TASK REQUIREMENTS: Among the records below, find each line containing the word "access" and copy it.

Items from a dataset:

────

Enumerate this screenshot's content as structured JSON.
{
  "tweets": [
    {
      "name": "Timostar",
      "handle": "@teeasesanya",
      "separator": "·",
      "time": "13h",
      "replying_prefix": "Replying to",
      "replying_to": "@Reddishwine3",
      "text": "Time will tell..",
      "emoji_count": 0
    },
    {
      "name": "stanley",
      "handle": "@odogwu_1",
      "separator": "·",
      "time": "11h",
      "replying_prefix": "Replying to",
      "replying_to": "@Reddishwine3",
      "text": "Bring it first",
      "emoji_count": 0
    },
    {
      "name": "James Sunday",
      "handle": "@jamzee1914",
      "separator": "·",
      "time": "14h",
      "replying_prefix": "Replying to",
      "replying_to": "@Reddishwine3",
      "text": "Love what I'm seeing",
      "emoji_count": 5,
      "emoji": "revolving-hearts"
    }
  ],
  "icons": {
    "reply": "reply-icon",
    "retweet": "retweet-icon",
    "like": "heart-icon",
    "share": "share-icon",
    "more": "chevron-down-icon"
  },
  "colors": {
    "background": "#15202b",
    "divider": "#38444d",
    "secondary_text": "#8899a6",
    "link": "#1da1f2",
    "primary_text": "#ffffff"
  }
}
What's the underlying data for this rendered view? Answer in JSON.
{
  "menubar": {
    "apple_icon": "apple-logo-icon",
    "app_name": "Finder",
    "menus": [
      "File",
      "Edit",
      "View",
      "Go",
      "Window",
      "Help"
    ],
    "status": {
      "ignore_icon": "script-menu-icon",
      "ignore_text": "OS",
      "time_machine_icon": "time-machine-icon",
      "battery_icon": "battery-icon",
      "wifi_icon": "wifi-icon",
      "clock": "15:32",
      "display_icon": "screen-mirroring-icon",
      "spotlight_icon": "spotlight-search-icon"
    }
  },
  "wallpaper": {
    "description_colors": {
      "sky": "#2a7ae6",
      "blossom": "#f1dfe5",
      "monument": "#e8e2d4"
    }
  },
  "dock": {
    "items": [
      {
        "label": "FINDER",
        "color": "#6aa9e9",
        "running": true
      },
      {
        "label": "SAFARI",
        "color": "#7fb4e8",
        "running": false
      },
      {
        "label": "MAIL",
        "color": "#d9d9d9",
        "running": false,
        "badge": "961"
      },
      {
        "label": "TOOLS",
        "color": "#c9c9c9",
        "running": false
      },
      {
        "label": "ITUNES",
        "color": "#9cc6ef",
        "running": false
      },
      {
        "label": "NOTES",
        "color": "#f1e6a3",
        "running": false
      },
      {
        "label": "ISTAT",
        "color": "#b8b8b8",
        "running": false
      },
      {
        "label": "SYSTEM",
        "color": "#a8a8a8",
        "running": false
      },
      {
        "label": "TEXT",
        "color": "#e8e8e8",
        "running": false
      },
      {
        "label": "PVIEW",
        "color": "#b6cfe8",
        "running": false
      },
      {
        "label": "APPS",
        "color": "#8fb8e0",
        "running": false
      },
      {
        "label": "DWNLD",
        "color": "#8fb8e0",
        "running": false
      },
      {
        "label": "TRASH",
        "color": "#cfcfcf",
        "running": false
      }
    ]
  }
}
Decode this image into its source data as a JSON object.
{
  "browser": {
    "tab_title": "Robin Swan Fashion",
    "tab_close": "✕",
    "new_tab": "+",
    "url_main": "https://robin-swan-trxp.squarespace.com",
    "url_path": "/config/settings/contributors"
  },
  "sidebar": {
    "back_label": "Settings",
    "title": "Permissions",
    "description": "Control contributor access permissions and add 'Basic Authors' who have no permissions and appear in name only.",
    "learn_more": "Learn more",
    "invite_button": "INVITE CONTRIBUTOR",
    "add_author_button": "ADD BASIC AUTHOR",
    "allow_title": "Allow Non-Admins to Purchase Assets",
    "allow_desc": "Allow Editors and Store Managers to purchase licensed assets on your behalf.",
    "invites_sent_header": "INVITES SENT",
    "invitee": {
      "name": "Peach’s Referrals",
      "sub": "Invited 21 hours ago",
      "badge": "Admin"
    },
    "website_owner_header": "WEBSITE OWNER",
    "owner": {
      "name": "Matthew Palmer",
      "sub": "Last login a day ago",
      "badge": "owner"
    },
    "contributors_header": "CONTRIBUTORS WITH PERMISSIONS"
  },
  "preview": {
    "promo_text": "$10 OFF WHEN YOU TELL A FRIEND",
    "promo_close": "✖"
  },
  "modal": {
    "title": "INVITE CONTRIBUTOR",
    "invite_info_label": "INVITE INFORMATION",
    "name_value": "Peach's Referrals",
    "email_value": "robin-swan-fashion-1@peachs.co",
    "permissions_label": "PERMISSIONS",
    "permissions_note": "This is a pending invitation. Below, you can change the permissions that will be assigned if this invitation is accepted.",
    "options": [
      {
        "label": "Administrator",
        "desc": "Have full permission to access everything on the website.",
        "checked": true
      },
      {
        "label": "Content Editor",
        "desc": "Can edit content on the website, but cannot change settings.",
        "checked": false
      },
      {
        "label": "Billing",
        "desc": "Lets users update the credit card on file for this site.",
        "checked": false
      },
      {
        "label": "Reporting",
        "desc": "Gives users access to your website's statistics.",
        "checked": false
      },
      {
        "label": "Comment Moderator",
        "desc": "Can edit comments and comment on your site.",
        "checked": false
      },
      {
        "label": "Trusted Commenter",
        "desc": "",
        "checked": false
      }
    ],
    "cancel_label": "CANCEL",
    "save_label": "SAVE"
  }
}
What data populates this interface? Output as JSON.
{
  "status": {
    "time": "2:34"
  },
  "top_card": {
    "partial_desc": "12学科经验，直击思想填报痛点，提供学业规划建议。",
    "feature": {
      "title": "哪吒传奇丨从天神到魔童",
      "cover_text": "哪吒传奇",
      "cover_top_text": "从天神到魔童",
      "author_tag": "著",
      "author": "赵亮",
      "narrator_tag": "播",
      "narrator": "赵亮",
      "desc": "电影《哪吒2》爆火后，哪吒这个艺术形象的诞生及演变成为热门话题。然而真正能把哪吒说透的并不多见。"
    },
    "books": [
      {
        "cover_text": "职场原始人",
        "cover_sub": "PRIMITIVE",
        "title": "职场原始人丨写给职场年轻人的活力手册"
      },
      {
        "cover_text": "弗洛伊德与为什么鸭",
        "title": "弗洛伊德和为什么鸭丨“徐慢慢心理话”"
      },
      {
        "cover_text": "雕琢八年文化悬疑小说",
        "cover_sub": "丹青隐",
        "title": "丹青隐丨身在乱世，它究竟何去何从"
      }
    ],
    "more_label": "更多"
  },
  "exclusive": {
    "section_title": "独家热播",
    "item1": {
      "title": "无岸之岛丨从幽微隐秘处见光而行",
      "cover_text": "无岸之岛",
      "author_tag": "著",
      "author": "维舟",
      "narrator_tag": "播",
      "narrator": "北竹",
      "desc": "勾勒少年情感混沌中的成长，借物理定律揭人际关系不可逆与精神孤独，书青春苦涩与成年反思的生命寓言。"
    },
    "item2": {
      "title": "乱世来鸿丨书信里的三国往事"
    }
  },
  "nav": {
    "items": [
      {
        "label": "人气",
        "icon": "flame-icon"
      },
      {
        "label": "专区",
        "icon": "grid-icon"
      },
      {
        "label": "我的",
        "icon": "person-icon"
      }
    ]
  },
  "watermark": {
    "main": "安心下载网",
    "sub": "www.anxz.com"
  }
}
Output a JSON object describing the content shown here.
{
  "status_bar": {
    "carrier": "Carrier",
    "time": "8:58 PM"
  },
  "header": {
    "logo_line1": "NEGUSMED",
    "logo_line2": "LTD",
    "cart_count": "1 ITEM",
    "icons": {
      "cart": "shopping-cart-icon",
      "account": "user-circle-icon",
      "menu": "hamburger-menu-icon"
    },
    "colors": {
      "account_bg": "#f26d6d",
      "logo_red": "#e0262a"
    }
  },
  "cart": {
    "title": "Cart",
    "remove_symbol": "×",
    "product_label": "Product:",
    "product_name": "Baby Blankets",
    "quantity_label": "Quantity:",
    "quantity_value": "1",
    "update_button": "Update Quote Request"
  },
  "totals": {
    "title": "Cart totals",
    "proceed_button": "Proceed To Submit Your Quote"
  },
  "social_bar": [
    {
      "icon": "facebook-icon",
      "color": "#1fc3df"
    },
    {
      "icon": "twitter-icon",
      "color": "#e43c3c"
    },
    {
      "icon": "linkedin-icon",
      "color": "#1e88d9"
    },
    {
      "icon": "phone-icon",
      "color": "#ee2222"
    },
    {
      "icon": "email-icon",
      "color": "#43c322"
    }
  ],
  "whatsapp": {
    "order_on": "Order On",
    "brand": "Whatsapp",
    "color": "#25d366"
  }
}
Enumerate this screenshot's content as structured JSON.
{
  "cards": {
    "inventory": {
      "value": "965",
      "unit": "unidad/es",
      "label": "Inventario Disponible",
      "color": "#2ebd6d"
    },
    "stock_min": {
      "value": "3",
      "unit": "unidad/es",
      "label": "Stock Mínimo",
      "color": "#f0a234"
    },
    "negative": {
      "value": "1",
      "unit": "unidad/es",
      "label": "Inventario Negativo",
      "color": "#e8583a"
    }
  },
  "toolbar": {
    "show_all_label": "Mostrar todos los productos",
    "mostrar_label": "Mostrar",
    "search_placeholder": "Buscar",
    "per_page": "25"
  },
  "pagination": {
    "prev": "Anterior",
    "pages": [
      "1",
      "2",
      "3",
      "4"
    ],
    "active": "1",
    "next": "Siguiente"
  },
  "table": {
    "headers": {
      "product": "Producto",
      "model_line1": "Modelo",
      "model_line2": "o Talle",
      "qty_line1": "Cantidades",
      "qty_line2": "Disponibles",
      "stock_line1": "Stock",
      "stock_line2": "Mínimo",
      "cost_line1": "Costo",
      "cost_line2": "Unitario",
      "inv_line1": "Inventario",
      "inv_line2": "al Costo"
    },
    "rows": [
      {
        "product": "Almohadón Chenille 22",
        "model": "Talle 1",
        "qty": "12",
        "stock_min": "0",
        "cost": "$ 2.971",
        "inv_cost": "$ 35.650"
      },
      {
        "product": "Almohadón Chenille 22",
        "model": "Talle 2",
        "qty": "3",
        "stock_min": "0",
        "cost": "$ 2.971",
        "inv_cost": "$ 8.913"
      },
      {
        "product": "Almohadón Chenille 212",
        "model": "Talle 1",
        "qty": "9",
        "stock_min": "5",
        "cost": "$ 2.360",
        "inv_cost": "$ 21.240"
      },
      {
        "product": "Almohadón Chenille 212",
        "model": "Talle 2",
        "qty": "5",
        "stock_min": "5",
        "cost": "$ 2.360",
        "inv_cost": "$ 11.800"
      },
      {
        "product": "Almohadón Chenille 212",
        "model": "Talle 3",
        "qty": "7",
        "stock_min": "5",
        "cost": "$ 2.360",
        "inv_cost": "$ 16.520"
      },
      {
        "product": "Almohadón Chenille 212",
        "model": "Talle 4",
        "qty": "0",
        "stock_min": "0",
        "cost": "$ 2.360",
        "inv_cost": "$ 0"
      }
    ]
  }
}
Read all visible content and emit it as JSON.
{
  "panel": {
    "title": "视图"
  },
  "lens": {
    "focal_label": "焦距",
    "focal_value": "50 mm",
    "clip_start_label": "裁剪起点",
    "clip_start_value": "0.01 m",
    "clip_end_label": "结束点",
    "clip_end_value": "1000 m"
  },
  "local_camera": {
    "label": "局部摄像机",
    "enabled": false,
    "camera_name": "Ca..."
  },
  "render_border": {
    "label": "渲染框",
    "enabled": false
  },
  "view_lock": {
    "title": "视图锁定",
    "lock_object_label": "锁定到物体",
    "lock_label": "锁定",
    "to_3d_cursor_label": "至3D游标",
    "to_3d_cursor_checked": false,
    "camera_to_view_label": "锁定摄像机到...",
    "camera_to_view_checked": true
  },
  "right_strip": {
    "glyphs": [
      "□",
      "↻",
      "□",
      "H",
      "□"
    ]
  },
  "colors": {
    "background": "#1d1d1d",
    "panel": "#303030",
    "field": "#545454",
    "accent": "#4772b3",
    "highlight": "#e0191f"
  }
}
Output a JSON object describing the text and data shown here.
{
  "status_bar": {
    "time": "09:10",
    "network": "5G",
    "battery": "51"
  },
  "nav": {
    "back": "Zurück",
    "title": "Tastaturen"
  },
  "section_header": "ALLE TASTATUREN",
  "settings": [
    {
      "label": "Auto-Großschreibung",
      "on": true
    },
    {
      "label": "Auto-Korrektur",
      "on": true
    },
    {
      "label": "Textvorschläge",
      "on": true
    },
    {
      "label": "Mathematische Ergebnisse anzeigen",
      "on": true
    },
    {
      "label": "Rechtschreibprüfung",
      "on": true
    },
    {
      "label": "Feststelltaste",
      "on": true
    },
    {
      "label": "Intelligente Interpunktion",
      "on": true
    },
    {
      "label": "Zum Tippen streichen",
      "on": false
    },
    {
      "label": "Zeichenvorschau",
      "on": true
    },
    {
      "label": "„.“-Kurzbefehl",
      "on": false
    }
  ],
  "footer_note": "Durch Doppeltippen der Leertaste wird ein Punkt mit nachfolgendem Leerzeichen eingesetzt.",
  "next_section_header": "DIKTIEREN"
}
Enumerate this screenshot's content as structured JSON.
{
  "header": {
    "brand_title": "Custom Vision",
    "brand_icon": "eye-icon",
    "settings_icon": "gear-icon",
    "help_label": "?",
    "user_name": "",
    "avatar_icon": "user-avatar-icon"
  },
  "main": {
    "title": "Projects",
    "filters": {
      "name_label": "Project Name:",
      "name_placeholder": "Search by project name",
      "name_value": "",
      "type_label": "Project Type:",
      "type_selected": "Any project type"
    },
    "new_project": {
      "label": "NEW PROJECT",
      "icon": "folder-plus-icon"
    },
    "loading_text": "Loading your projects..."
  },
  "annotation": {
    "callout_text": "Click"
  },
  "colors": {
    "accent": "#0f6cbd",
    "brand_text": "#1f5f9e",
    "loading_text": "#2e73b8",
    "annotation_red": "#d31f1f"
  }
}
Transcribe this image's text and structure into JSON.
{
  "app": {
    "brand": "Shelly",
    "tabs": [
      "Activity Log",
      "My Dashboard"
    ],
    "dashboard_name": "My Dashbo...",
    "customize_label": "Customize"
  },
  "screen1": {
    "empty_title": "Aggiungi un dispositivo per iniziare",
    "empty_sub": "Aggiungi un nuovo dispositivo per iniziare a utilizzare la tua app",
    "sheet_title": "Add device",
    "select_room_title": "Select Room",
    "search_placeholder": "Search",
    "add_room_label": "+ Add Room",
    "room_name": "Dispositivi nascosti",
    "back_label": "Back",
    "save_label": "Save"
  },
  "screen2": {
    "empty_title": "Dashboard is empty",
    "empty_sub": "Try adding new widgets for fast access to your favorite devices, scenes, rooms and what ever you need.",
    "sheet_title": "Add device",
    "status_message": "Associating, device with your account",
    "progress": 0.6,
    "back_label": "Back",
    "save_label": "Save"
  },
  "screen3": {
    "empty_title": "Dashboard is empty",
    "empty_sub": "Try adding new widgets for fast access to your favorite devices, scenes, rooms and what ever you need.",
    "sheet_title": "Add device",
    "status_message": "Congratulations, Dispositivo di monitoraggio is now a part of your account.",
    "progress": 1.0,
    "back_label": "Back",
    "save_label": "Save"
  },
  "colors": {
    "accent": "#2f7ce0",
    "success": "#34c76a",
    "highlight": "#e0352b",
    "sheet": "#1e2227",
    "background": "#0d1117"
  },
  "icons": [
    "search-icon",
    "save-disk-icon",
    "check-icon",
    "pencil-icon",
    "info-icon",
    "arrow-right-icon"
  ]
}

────

YOUR SOLUTION:
    "description": "Control contributor access permissions and add 'Basic Authors' who have no permissions and appear in name only.",
        "desc": "Have full permission to access everything on the website.",
        "desc": "Gives users access to your website's statistics.",
    "empty_sub": "Try adding new widgets for fast access to your favorite devices, scenes, rooms and what ever you need.",
    "empty_sub": "Try adding new widgets for fast access to your favorite devices, scenes, rooms and what ever you need.",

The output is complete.